 In the Peer Learning exercise, GIZ pinpointed the difficulty in obtaining big data due to financial constraints of purchasing such information from private holders. The option lies in national statistical offices leveraging the Global Partnership for Sustainable Development and the UN Global Pulse for that purpose.

Other Salient Meeting Highlights

– On the topic of SDG 17, to apply the Addis Ababa Action Agenda, which bears an integrated programme to help realize the SDGs and targets in Africa.

– To mainstream financing mechanisms such as the Global Environmental Facility and the Green Climate Fund as a strategic means to bolster relations in land, forest and biodiversity management.

Mixed Results

Where the leaders spoke in “high-level language” much of what was deliberated largely focussed on existing initiatives. Surely, many cross-cutting points generated talk about the lack of data or even the need to disaggregate data. However, stakeholders missed opportunities to share fine-level insights or even specific indicators or SDG targets to which their measures relate. As drought continues to impinge the lives of Africans, green infrastructure could have been a specific point for adoption in the key messages or at the very least a point of debate.
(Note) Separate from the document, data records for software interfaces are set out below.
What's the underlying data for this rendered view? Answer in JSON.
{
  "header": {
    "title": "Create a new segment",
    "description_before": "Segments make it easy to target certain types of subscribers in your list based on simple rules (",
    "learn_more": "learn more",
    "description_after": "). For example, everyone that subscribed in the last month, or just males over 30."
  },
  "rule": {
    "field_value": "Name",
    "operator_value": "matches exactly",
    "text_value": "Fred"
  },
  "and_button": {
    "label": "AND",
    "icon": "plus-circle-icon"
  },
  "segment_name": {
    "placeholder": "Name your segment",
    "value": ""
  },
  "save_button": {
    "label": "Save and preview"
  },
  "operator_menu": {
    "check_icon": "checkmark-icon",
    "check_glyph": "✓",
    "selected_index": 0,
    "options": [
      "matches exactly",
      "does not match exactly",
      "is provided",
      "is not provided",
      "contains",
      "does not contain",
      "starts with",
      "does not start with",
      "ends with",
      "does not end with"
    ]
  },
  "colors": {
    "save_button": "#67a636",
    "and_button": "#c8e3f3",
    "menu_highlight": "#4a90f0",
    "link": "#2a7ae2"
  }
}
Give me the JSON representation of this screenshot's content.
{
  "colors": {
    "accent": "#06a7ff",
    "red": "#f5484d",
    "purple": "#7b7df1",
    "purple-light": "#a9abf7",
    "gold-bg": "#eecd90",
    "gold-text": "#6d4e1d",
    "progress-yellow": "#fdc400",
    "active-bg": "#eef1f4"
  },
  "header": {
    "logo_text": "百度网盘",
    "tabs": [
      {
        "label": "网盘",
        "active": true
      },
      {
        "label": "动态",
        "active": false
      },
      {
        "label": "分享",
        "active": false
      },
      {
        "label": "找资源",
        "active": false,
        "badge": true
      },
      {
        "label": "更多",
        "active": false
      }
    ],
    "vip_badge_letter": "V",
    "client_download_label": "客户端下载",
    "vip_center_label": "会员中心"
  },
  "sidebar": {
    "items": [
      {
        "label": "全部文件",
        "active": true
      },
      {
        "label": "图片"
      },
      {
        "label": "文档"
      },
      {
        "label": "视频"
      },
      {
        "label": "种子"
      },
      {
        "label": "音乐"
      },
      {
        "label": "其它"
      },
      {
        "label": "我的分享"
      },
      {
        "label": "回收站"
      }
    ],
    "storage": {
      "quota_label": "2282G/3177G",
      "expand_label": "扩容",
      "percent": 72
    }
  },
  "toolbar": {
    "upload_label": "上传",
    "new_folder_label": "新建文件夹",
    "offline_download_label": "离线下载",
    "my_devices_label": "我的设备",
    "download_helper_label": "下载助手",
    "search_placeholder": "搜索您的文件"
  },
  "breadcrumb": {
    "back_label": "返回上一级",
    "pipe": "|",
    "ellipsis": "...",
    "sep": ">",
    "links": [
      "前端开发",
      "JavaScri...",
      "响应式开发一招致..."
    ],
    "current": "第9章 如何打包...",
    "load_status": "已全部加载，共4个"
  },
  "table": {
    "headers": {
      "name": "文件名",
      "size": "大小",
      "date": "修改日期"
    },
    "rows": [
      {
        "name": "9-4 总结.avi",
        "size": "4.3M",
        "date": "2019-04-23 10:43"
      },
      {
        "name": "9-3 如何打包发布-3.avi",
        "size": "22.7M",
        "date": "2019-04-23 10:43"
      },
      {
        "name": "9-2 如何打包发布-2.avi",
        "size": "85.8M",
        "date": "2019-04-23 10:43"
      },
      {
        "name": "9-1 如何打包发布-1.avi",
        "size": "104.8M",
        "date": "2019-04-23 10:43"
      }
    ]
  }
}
Overall, satisfactory progress has been made on the march to the upcoming HLPF slated for July.

The Next Forum Scheduled in Morocco

The Forum accepted Morocco’s proposal to host the 2019 AFRSD edition, under the banner “empowering people and ensuring inclusiveness and equality.” Central to the agenda are the following topics:

  • SDG 4 on Quality Education,
  • SDG 8 on Decent Work and Economic Growth,
  • SDG 10 on Reduced Inequalities,
  • SDG 13 on Climate Action,
  • SDG 16 on Peace Justice and Strong Institutions